Oh, how I love to make up a good word now and then.
Today Brad Stone of the New York Times wrote this article about the Internet Safety Technical Task Force's charge to study the extent of threats to childrens' safety on social networks. The task force was lead by the Berkman Center for Internet and Society at Harvard University. This was prompted by parents' fear of child predators' use of sites like myspace and Facebook to target kids.
The report found that bullying among children, both online and offline, was a far greater threat than sexual solicitation of minors by adults online. Don't get me wrong, bullying is a terrible problem and I don't mean to diminish it here. But, I am particularly happy to hear the news about the lack of predators in online communities.
As a mom of 'a certain age' I often hear my peers voice their concerns about allowing their kids to partake in new technologies and online communities. I am not talking about young children, as with any tool or socialization, young kids need to be taught about the dangers and learn appropriate behavior. But there is a hyper-vigilance to 'protect' kids from technology. Facebookanoia.
As I see it, this is their world. For better or worse texting, Facebook, video chat, BBM; these are all the ways in which they communicate. Does it have a downside? Sure. So did the telephone when it first came out. I would bet critics proclaimed the end to true interpersonal relationships with the loss of eye contact and the art of letter writing. But that is evolution.

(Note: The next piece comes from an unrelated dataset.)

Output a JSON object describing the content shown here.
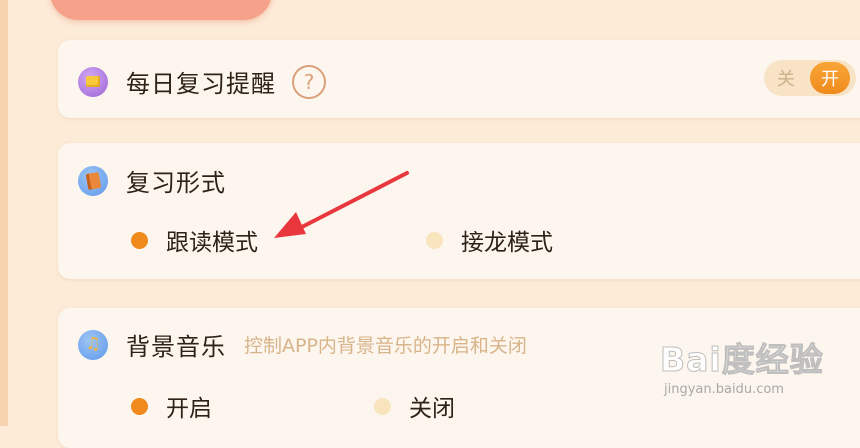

I find it funny that our generation, the one that has 'been their done that', can be so fearful of change. Yes, it is frightening to think about how technology has changed socialization for our kids. But look at the upside. Facebook has changed the way our kids leave for college. They can meet people online and join groups before they ever step foot on campus. Many choose a roommate and start connecting long before they drop their bags in the tiny dorm room they will share. They can keep in touch with friends, yes and even parents, far away with video chat; making the world seem smaller and their loved ones closer.
Not so bad when I put it that way, right?
I will leave you with this quote from John Cardillo, chief executive of Sentinal Holding which maintains a sex offender database and was part of the task force, "This [study] shows that social networks are not these horribly bad neighborhoods on the Internet. Social networks are very much like real-word communities that are comprised mostly of good people who are there for the right reasons."
Ok, that is a bit of a stretch. But look at all of us. A bunch of mid-century modern moms, blogging away. We are like the poster moms for social networking!